The base of this was a generic painting background I did maybe a year ago. Yesterday, I was working on another piece and had some spare paint. I fished around the not-yet-completed stack of canvases and found this one. I decided to add some pages to it first because I like the look of words showing through paint. It is hard for me to remember what order things should be done, but I’m getting better. Rather than just gluing or painting on the canvas by feel, I’m trying to think about how I want the finished piece to look.

(top left detail)

Sometimes making art is about just going with the feeling, and sometimes it is about trying to say something. Sometimes it is a little of both.

(top middle detail)

I dug around my “to be torn up” pile of books and chose “The Silent World” by Captain J. Y. Cousteau.


(bottom right detail)

Tearing up books to use in art was a hard thing to get over, being a life-long reader and a library worker. I have about five books to do this with, and I got them all for free. I guess ideally I’d use different books for each piece, but I can’t justify trashing a book for just three or four pages.


(middle detail)

I pulled out random pages, and here are the chapter titles for the three different pages. I liked them enough to make sure that I don’t totally obscure them.

Drowned museum
Cave diving
Treasure below.

I don’t remember what the base coat colors are. The paint colors that are over the pages are – titanium white, cadmium yellow deep hue, Payne’s grey. I put blobs of them into a large yogurt lid and put some glazing medium on top. I blended them only as I went, using the brush. I was surprised to discover the mix ended up being a mossy green. It looks worn, like rocks with lichens. But it also looks a bit like bird poop. While trying to remove some of the paint from the pages so I could see the words, the paper tore. I liked the look, so I kept doing it.

I’m meditating while working on this about young people who are lost, who haven’t been raised with any moral foundations. They don’t know right from wrong because they weren’t ever taught. After a certain point, a person is too old to be taught this in any meaningful way. On the surface, they look normal, but deep underneath there is darkness. These people are the scariest of all, because they don’t even know when they have crossed a line.

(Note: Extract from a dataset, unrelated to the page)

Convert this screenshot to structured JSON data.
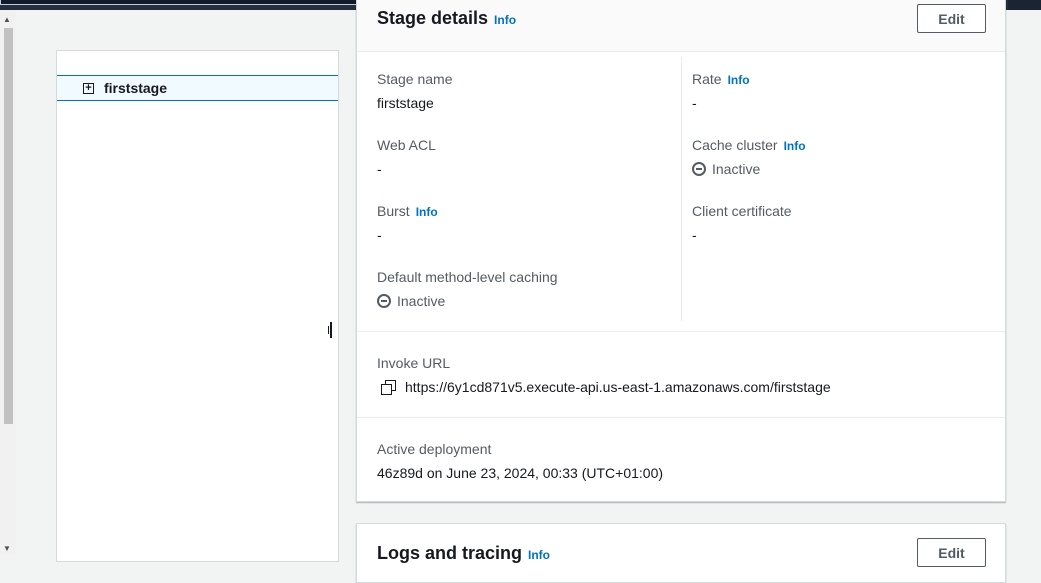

This is a way to meditate and pray yet make something at the same time.